Don’t expect much from BIMSTEC, says southeast Asia expert Bertil Lintner

“I don’t think any country will accept any kind of regional superstructure,” he says

December 01, 2019 11:38 am | Updated 11:39 am IST - Kolkata

Bertil Lintner has authored over half a dozen books on Myanmar, China, North Korea and “Methamphetamine explosion in the Golden Triangle”. | File

Bertil Lintner has authored over half a dozen books on Myanmar, China, North Korea and “Methamphetamine explosion in the Golden Triangle”. | File

One “should not expect much” from the regional group of south and south east Asian countries, Bay of Bengal Initiative for Multi-Sectoral Technical and Economic Cooperation (BIMSTEC). BIMSTEC may still continue to operate as the countries “always need to talk”, but after 22 years of its inception, there is not much left in this regional group of seven counties to look forward to, said foremost south east and east Asia expert, Bertil Lintner.

“I am sceptical. People sit in meetings (but) do not draw any grand plan to drive the organisation forward,” said Mr Linter, on the sidelines of a two-day Observer Research Foundation (ORF) conference on BIMSTEC. Mr Lintner, who has authored over half a dozen books on Myanmar, China, North Korea and “Methamphetamine explosion in the Golden Triangle”, said that the argument that “BIMSTEC took trade negotiations forward” has little merit.

“Trade has its own dynamics. Of course, they (BIMSTEC members) can relax customs regime or facilitate ports but trade has its own momentum and importantly official trade is also informal, which does not reflect anywhere,” said Mr Lintner, while adding that he was equally sceptical about dialogue on security within the BIMSTEC.

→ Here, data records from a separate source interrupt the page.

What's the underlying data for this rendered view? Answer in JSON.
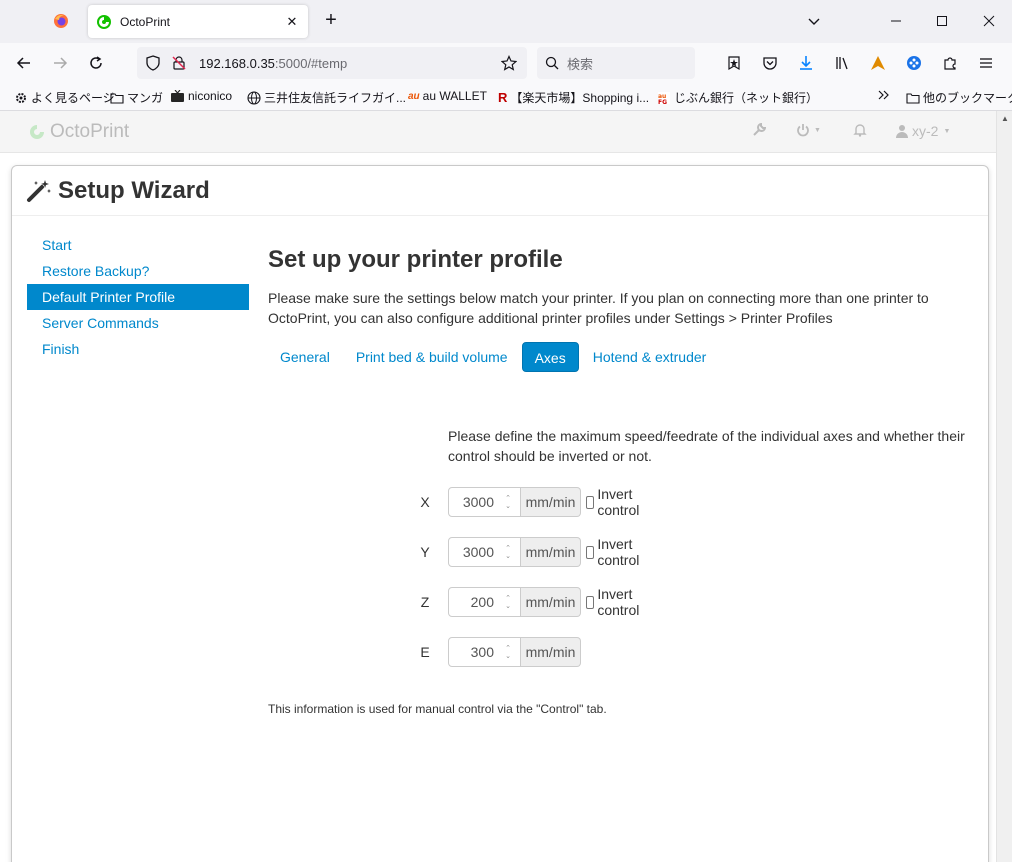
{
  "browser": {
    "tab_title": "OctoPrint",
    "url_host": "192.168.0.35",
    "url_rest": ":5000/#temp",
    "search_placeholder": "検索",
    "bookmarks": [
      {
        "label": "よく見るページ",
        "icon": "gear-icon"
      },
      {
        "label": "マンガ",
        "icon": "folder-icon"
      },
      {
        "label": "niconico",
        "icon": "tv-icon"
      },
      {
        "label": "三井住友信託ライフガイ...",
        "icon": "globe-icon"
      },
      {
        "label": "au WALLET",
        "icon": "au-icon"
      },
      {
        "label": "【楽天市場】Shopping i...",
        "icon": "rakuten-icon"
      },
      {
        "label": "じぶん銀行（ネット銀行）",
        "icon": "bank-icon"
      }
    ],
    "bookmarks_other": "他のブックマーク"
  },
  "octoprint": {
    "brand": "OctoPrint",
    "user": "xy-2",
    "brand_color": "#5fb85f",
    "link_color": "#0088cc"
  },
  "wizard": {
    "title": "Setup Wizard",
    "nav": [
      {
        "label": "Start",
        "active": false
      },
      {
        "label": "Restore Backup?",
        "active": false
      },
      {
        "label": "Default Printer Profile",
        "active": true
      },
      {
        "label": "Server Commands",
        "active": false
      },
      {
        "label": "Finish",
        "active": false
      }
    ],
    "heading": "Set up your printer profile",
    "intro": "Please make sure the settings below match your printer. If you plan on connecting more than one printer to OctoPrint, you can also configure additional printer profiles under Settings > Printer Profiles",
    "tabs": [
      {
        "label": "General",
        "active": false
      },
      {
        "label": "Print bed & build volume",
        "active": false
      },
      {
        "label": "Axes",
        "active": true
      },
      {
        "label": "Hotend & extruder",
        "active": false
      }
    ],
    "axes_description": "Please define the maximum speed/feedrate of the individual axes and whether their control should be inverted or not.",
    "axes": [
      {
        "axis": "X",
        "value": "3000",
        "unit": "mm/min",
        "invert_label": "Invert control",
        "has_invert": true
      },
      {
        "axis": "Y",
        "value": "3000",
        "unit": "mm/min",
        "invert_label": "Invert control",
        "has_invert": true
      },
      {
        "axis": "Z",
        "value": "200",
        "unit": "mm/min",
        "invert_label": "Invert control",
        "has_invert": true
      },
      {
        "axis": "E",
        "value": "300",
        "unit": "mm/min",
        "has_invert": false
      }
    ],
    "footnote": "This information is used for manual control via the \"Control\" tab."
  }
}
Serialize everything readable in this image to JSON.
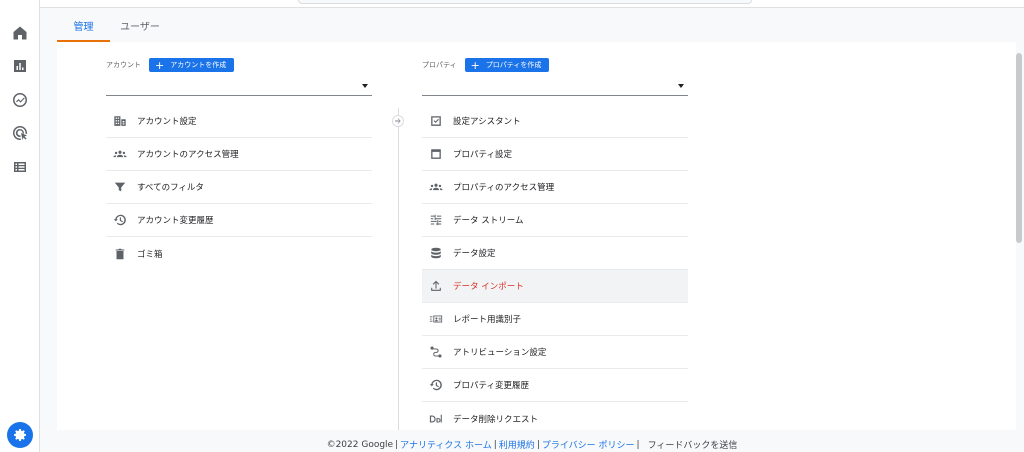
{
  "tabs": [
    {
      "label": "管理",
      "active": true
    },
    {
      "label": "ユーザー",
      "active": false
    }
  ],
  "nav_icons": [
    "home-icon",
    "reports-icon",
    "explore-icon",
    "advertising-icon",
    "list-icon"
  ],
  "account": {
    "title": "アカウント",
    "create_label": "アカウントを作成",
    "items": [
      {
        "label": "アカウント設定",
        "icon": "building-icon"
      },
      {
        "label": "アカウントのアクセス管理",
        "icon": "people-icon"
      },
      {
        "label": "すべてのフィルタ",
        "icon": "filter-icon"
      },
      {
        "label": "アカウント変更履歴",
        "icon": "history-icon"
      },
      {
        "label": "ゴミ箱",
        "icon": "trash-icon"
      }
    ]
  },
  "property": {
    "title": "プロパティ",
    "create_label": "プロパティを作成",
    "items": [
      {
        "label": "設定アシスタント",
        "icon": "checkbox-icon"
      },
      {
        "label": "プロパティ設定",
        "icon": "window-icon"
      },
      {
        "label": "プロパティのアクセス管理",
        "icon": "people-icon"
      },
      {
        "label": "データ ストリーム",
        "icon": "stream-icon"
      },
      {
        "label": "データ設定",
        "icon": "database-icon"
      },
      {
        "label": "データ インポート",
        "icon": "upload-icon",
        "highlight": true
      },
      {
        "label": "レポート用識別子",
        "icon": "identity-icon"
      },
      {
        "label": "アトリビューション設定",
        "icon": "attribution-icon"
      },
      {
        "label": "プロパティ変更履歴",
        "icon": "history-icon"
      },
      {
        "label": "データ削除リクエスト",
        "icon": "dd-icon"
      }
    ]
  },
  "footer": {
    "copyright": "©2022 Google",
    "links": [
      "アナリティクス ホーム",
      "利用規約",
      "プライバシー ポリシー"
    ],
    "feedback": "フィードバックを送信"
  },
  "colors": {
    "accent": "#1a73e8",
    "tab_indicator": "#e8710a",
    "highlight_text": "#d93025"
  }
}
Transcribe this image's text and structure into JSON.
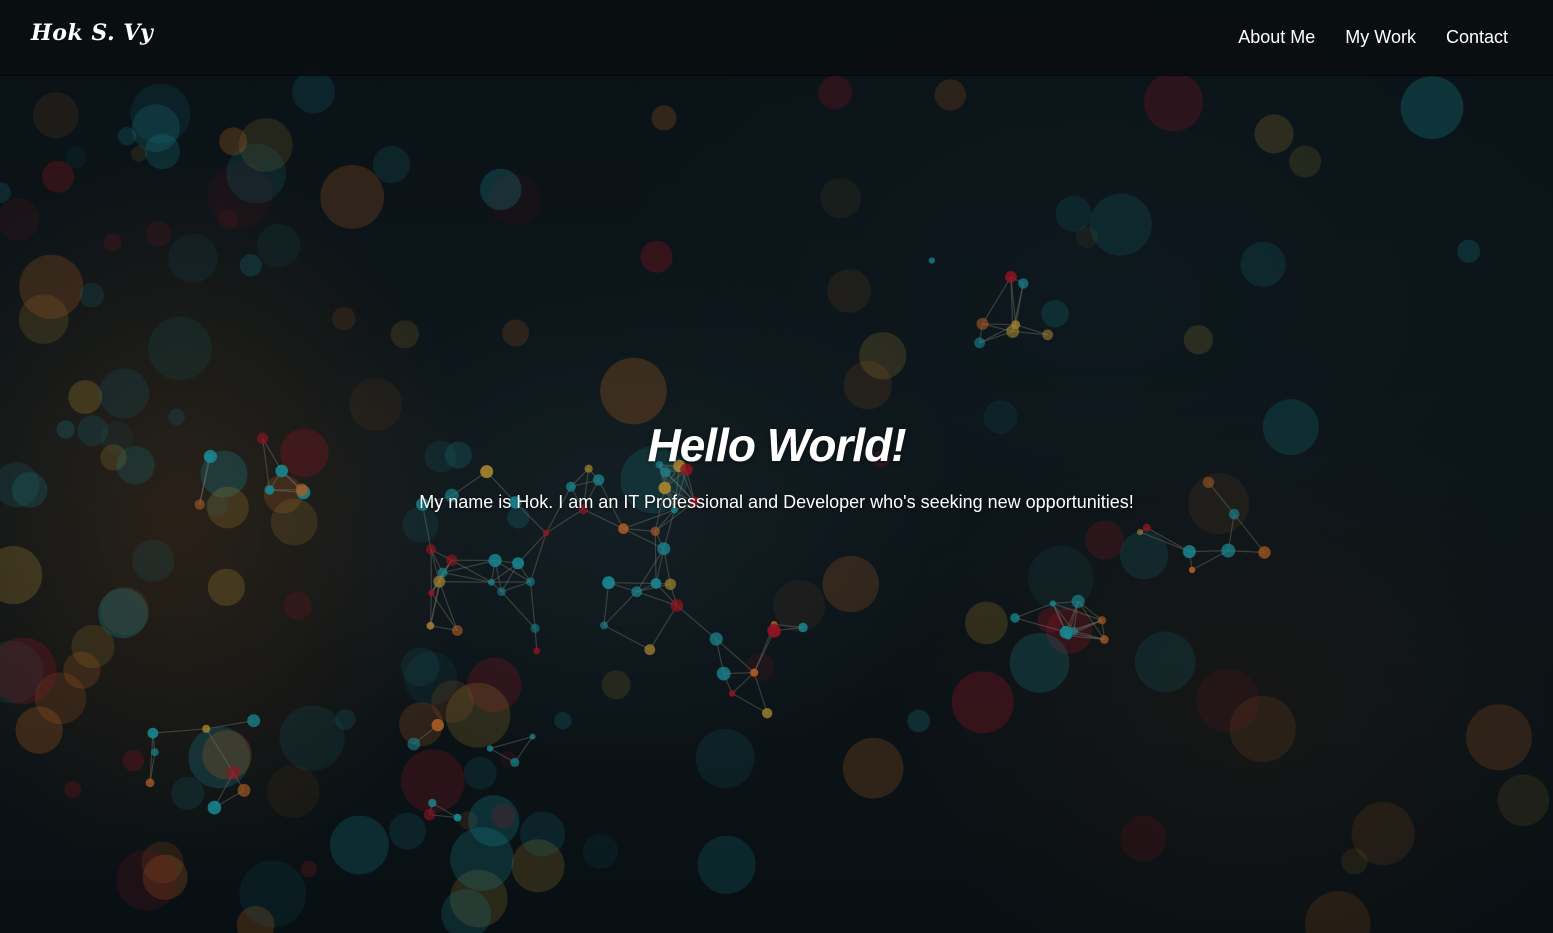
{
  "navbar": {
    "brand": "Hok S. Vy",
    "links": [
      {
        "label": "About Me"
      },
      {
        "label": "My Work"
      },
      {
        "label": "Contact"
      }
    ]
  },
  "hero": {
    "title": "Hello World!",
    "subtitle": "My name is Hok. I am an IT Professional and Developer who's seeking new opportunities!"
  },
  "colors": {
    "nav_background": "#0a0e10",
    "text": "#ffffff",
    "particle_teal": "#1fa3b0",
    "particle_gold": "#c9a03a",
    "particle_orange": "#d0702a",
    "particle_red": "#b5182a"
  }
}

“I don’t think any country will accept any kind of regional superstructure; they have memories of fighting against the colonial rule and thus they would not like to surrender their sovereignty to a superstructure. However, I do not mean that it [BIMSTEC] is nothing; people always need to talk but one should not expect much from it,” he said.

Thus, the BIMSTEC cannot play a role to address the Rohingya, crisis which is affecting three of its member countries, Myanmar, India and Bangladesh. Mr Lintner also does not feel that the BIMSTEC as a regional grouping may make any difference to influence China in the region.

“This is something BIMSTEC members do not talk about openly but there was a suspicion. However, I don’t think as a group they can do that [though] people from various countries under BIMSTEC umbrella may talk about the issue. But that talk is informal, behind the closed doors. It is not structured, formal,” Mr Lintner noted.

Top News Today

Sign in to unlock member-only benefits!
  • Access 10 free stories every month
  • Save stories to read later
  • Access to comment on every story
  • Sign-up/manage your newsletter subscriptions with a single click
  • Get notified by email for early access to discounts & offers on our products
Sign in

Comments

Comments have to be in English, and in full sentences. They cannot be abusive or personal. Please abide by our community guidelines for posting your comments.

We have migrated to a new commenting platform. If you are already a registered user of The Hindu and logged in, you may continue to engage with our articles. If you do not have an account please register and login to post comments. Users can access their older comments by logging into their accounts on Vuukle.